AIM OF THE EXERCISE:
If a line in the records below contains the word "name", return that line.

[Interface dataset entries]

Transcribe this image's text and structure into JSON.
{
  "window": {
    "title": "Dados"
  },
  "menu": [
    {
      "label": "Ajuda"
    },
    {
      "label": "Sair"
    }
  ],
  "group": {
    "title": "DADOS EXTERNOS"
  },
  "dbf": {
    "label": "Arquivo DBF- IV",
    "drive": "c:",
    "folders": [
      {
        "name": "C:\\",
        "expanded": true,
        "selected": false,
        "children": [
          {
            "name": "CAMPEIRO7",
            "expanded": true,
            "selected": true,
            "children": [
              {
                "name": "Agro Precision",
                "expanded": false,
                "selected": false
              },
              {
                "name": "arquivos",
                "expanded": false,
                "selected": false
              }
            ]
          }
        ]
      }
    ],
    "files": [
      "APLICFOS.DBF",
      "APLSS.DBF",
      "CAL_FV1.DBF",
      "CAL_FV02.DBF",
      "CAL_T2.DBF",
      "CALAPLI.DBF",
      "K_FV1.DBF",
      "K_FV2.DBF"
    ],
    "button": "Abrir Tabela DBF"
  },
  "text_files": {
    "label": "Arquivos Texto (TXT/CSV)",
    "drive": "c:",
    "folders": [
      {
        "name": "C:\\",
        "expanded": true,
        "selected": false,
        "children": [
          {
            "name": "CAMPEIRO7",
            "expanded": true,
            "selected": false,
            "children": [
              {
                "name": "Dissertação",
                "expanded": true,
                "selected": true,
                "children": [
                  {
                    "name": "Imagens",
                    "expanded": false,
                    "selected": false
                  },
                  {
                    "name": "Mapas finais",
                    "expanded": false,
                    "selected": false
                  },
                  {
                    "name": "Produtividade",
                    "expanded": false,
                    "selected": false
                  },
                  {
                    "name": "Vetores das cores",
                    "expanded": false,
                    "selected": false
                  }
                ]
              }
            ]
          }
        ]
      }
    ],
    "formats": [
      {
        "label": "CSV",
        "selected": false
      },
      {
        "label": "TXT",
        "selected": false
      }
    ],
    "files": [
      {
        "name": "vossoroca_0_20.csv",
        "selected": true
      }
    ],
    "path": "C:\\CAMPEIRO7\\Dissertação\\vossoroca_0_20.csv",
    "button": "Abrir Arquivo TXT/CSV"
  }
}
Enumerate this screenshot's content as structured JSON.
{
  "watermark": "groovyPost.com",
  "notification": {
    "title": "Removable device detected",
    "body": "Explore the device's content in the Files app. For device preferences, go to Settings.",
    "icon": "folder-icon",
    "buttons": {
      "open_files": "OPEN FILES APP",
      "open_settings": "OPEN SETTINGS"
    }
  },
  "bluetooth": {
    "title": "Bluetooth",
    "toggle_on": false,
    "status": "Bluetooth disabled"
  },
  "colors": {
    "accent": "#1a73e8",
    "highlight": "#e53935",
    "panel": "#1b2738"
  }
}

RESULT OF THIS TASK:
        "name": "C:\\",
            "name": "CAMPEIRO7",
                "name": "Agro Precision",
                "name": "arquivos",
        "name": "C:\\",
            "name": "CAMPEIRO7",
                "name": "Dissertação",
                    "name": "Imagens",
                    "name": "Mapas finais",
                    "name": "Produtividade",
                    "name": "Vetores das cores",
        "name": "vossoroca_0_20.csv",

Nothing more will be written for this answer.